By 2050 somehow we’ll need to feed 10 billion humans while also having reduced the vast harms of food production, not least its water pollution, deforestation and contributions to climate change. It’s a daunting prospect—or, if you like, a worthy challenge. Uncertain Harvest critiques various ways we might get there, from “precision” industrial agriculture done by self-driving, data-harvesting tractors, to one- to two-acre organic farming, to lab-grown meat, photosynthesis-hacked rice and powdered crickets.
In lively writing, academics Ian Mosby (Ryerson), Sarah Rotz (York) and Evan D.G. Fraser (Guelph) explore food production across the world but use many Canadian examples. They lay out the global situation and near-term environmental projections, then set context in a short “history of the future of food.” This includes Thomas Malthus’s “unrelentingly grim” 1798 Essay on the Principle of Population; Haber, Bosch and Borlaug’s Green Revolution; utopian visions of a humanity fed by yeast and algae; Rachel Carson’s sobering Silent Spring.
Contemporary issues are framed by foods that lend each chapter its title. “Caribou” shows northern Indigenous people in Canada grappling with the loss of their traditional diets even as southerners “promote the warming Arctic as an agricultural and energy frontier.” The chapter “Millet” asks what role technology will play in parts of the world where subsistence farming dominates. In “Tuna” we learn how relentless deregulation by corporate-friendly governments makes food production less transparent and food contamination more common (e.g., one in five Canadian sausages contain a meat not listed among the ingredients).
“Kale” explores the sustainability of farming in Canada, where startup costs, debt, acreage and farmers’ ages creep ever upward, while consolidation, chemical-use and dependence on foreign workers expand. The authors’ analysis of small organic farming shows lower profits but better margins, less debt and more appeal to young farmers. If billions of dollars in public subsidies to industrial farming were ended and externalities better priced in, they argue, food would cost more but the drift to “corporate, concentrated and exploitative” farming would reverse. (Higher prices would also cut Canadians’ shocking rate of food waste.)

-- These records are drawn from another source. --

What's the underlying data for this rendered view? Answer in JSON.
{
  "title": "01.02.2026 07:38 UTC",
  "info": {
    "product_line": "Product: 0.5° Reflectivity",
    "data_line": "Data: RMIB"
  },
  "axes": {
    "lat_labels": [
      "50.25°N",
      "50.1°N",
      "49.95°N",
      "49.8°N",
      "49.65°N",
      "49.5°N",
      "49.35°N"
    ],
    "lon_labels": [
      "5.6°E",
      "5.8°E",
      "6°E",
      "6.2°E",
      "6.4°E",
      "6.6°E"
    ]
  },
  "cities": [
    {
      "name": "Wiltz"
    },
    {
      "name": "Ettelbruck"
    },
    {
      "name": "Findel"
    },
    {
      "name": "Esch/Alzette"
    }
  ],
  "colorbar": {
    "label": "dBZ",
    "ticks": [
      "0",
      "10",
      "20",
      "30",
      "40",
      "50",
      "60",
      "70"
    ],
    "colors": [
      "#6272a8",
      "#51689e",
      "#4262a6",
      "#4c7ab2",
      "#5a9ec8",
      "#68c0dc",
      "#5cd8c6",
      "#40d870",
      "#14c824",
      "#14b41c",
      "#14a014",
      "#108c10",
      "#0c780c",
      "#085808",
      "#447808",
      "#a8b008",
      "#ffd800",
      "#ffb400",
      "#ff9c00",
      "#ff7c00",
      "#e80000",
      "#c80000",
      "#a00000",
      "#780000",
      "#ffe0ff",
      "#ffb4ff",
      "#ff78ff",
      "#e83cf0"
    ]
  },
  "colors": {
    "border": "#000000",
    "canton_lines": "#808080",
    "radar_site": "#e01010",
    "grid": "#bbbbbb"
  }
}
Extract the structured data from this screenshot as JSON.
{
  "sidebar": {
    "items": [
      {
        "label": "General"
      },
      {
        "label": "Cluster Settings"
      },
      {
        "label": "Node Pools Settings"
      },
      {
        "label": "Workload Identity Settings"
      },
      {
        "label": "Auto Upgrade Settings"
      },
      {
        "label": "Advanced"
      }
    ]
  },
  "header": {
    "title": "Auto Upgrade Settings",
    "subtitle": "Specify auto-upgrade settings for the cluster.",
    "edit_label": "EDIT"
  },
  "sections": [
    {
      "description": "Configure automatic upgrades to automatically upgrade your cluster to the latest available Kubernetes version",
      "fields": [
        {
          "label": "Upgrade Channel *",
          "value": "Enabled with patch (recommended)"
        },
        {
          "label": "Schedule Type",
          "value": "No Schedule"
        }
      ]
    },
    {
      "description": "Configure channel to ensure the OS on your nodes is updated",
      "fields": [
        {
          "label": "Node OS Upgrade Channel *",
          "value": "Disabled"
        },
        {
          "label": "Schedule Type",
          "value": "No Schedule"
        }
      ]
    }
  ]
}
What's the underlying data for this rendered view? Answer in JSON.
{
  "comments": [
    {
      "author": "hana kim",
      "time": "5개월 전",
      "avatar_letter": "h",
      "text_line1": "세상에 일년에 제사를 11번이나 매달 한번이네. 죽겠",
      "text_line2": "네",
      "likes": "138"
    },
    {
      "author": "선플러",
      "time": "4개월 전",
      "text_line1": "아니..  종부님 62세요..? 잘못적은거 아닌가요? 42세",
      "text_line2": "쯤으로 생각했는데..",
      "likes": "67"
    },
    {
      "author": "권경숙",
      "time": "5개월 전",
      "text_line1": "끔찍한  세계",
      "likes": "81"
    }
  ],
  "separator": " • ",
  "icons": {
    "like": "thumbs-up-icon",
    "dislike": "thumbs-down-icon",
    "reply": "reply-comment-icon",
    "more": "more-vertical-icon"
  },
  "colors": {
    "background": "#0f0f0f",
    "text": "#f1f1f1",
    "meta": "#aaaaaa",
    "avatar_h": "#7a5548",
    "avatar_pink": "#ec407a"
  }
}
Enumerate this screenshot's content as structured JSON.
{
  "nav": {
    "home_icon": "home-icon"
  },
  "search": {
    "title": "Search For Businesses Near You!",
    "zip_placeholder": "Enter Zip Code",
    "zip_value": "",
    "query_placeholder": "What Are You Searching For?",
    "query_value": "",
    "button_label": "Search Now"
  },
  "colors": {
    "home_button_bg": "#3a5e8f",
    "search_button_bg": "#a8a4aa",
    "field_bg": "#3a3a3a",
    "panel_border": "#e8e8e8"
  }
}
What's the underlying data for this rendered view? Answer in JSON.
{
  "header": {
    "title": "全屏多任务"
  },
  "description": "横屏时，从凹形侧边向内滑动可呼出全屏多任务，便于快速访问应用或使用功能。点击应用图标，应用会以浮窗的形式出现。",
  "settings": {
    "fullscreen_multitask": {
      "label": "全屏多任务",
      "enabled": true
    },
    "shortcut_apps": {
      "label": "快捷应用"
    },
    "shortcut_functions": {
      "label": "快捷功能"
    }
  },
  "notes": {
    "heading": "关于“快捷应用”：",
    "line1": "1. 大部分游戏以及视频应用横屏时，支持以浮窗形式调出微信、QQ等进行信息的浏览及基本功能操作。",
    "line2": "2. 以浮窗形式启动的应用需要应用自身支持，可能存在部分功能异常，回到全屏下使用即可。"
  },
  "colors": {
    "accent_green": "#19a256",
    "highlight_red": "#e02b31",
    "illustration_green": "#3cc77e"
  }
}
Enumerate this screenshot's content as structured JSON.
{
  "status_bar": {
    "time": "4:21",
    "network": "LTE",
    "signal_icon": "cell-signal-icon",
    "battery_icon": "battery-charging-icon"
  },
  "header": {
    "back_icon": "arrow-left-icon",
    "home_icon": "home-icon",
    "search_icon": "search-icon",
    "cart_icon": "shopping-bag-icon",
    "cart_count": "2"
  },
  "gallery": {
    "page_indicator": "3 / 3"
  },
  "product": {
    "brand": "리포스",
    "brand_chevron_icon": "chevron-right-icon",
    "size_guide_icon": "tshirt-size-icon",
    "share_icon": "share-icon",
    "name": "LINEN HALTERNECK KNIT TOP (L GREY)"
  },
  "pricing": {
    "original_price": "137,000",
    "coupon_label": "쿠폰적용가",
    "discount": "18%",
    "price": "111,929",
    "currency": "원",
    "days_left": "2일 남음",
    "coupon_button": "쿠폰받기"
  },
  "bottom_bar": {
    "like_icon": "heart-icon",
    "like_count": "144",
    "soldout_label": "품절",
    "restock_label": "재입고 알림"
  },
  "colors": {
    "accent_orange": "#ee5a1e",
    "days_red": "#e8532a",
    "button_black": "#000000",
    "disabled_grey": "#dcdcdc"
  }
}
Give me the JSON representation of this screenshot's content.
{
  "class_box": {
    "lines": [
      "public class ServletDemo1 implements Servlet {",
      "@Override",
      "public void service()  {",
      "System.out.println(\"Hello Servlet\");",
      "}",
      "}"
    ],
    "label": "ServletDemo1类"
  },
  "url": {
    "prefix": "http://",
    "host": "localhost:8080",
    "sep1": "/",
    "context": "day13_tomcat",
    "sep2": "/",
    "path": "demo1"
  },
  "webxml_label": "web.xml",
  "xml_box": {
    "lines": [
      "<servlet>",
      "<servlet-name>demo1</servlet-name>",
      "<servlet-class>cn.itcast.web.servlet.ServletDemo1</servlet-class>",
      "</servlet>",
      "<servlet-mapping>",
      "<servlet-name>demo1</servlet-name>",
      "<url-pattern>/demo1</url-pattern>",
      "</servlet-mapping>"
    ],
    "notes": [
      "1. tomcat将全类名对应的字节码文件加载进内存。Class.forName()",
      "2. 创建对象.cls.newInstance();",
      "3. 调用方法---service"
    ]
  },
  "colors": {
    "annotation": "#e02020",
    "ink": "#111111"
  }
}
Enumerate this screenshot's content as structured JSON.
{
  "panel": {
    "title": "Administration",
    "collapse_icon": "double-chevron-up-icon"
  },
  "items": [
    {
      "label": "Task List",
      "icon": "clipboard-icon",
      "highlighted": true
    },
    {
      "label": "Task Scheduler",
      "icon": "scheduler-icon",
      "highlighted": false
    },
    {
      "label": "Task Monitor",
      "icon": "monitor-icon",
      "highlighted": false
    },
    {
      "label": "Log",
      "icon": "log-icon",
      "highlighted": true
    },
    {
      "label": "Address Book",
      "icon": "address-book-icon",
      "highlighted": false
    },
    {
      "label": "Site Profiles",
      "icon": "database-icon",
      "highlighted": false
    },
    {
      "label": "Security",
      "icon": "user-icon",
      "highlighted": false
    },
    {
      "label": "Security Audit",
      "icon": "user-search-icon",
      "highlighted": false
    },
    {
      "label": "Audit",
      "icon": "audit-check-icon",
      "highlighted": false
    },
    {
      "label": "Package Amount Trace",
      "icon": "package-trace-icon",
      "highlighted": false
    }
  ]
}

“Crickets” covers alternatives to CO2-intensive beef and to fish (whose wild stocks are collapsing), including bug-protein, test-tube meat and plant-based burgers. The authors largely dismiss these; too expensive, too weird, beans already exist, we’ll learn to eat less meat. But the scarcely believable claims being made about these products’ minuscule water, CO2 and land footprints warranted a more critical and thorough analysis.
Other questions aren’t addressed. What does science say about the nutritional worth of organic vs. conventional vs. GMOs? How does “lab meat” compare nutritionally to lentils or grass-finished beef? The aim of food production can’t only be to maximize calories or shrink land use; a book on the future of food should be as curious about the quality of what we eat.
Uncertain Harvest sees much modern technology (especially GMOs) as overrated or irrelevant to humanity’s urgent needs. The authors argue strongly for a renewed role for government—tougher carbon pricing, strict food safety regulations and changes to intellectual property laws that now enrich corporations and help keep farmers deep in debt. But in late chapters “Milk” and “Rice” they’re bullish on the use of robots in dairy farming and on the potential widespread adoption both of gene-edited rice—which uses far less water and fertilizer—and Sierra Mixe corn, native to Mexico, which fixes its own nitrogen from the air, no chemicals or gene-splicing required. An existential crisis requires critical faculties and an open mind.
—Evan Osenton is the editor of Alberta Views.